MANILA - The loan agreement with China for funding the Chico River irrigation is not the standard in inter-government deals, a former lawmaker who first rang the alarm on the issue said Tuesday.
"The government is lying, the Department of Finance is lying. There are other loans without those provisions," said former Bayan Muna Rep. and now senatorial candidate Neri Colmenares.
The agreement, signed on April 10 last year, was "onerous and highly favors China," Colmenares previously said.
Speaking with ANC's Early Edition, he said that a loan from South Korea that funded a Cebu terminal port had only 0.14 percent interest, with a 40-year term. The Chinese agreement for the Chico River project had a 2 percent interest and a 20-year term.

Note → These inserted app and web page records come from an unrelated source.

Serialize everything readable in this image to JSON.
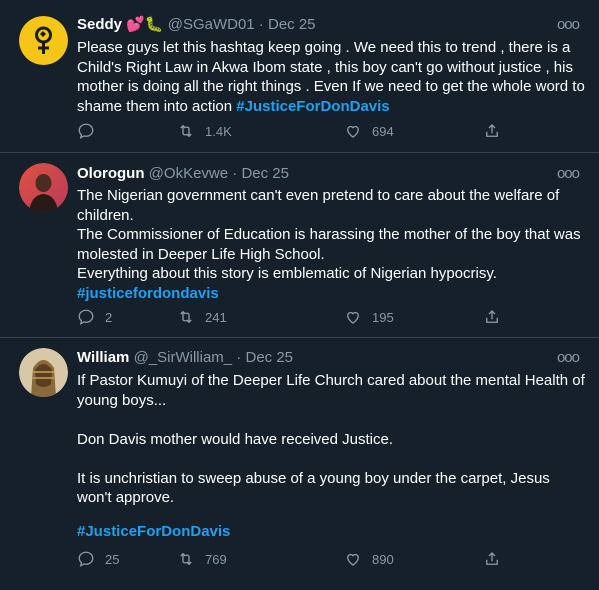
{
  "tweets": [
    {
      "name": "Seddy 💕🐛",
      "handle": "@SGaWD01",
      "date": "Dec 25",
      "text": "Please guys let this hashtag keep going . We need this to trend , there is a Child's Right Law in Akwa Ibom state , this boy can't go without justice , his mother is doing all the right things . Even If we need to get the whole word to shame them into action ",
      "hashtag": "#JusticeForDonDavis",
      "replies": "",
      "retweets": "1.4K",
      "likes": "694"
    },
    {
      "name": "Olorogun",
      "handle": "@OkKevwe",
      "date": "Dec 25",
      "text": "The Nigerian government can't even pretend to care about the welfare of children.\nThe Commissioner of Education is harassing the mother of the boy that was molested in Deeper Life High School.\nEverything about this story is emblematic of Nigerian hypocrisy.\n",
      "hashtag": "#justicefordondavis",
      "replies": "2",
      "retweets": "241",
      "likes": "195"
    },
    {
      "name": "William",
      "handle": "@_SirWilliam_",
      "date": "Dec 25",
      "text": "If Pastor Kumuyi of the Deeper Life Church cared about the mental Health of young boys...\n\nDon Davis mother would have received Justice.\n\nIt is unchristian to sweep abuse of a young boy under the carpet, Jesus won't approve.",
      "hashtag": "#JusticeForDonDavis",
      "replies": "25",
      "retweets": "769",
      "likes": "890"
    }
  ],
  "more_glyph": "ooo",
  "separator": " · ",
  "colors": {
    "background": "#15202b",
    "link": "#1da1f2",
    "muted": "#8899a6",
    "divider": "#38444d"
  }
}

The deal with South Korea made no mention of patrimonial assets and of arbitration in Seoul should it fall through, unlike the agreement with China, said Colmenares.
"What do they mean when they say this is the best we can get? I challenge government, I challenge the DOF. I can show the other agreements that have different terms that do not include these agreements to disprove the fact that this is standard," he said.
Government officials have said the loan agreement for the Chico River project is not a debt trap and was properly screened by the Investment Coordination Committee composed of key Cabinet members.
Supreme Court Senior Associate Justice Antonio Carpio, however, warned China could seize natural gas deposits in Reed Bank (Recto Bank) if the Philippines is unable to pay the US$62-million Chinese loan.
Under the agreement, the Philippines waived its "immunity on the grounds of sovereign or otherwise for itself or its property in connection with any arbitration proceeding…or with the enforcement of any arbitral award," he noted.
“In case of default by the Philippines in repayment of the loan, China can seize, to satisfy any arbitral award in favor of China, ‘patrimonial assets and assets dedicated to commercial use’ of the Philippine Government,” he said.
Presidential Spokesman Salvador Panelo said it was only "natural" that this portion was stated in the deal for China to make sure that they won't lose from the loan.
He added, Manila has never defaulted on any loan agreement so the possibility of Beijing taking its assets "will never happen."
But Colmenares said loans agreed from the time of President Ferdinand Marcos remains unpaid for, so Malacañang "has no basis" in its assurance that the Philippines can pay not just the Chico River loan, "but the hundreds of billions that they have loaned from China."
"How can Secretary Panelo assure that the Philippines will still pay this in 20 years? They won’t be around by then, there will be a new government by 2022? How can he even know that the Philippines will pay this 20 years later?" he said.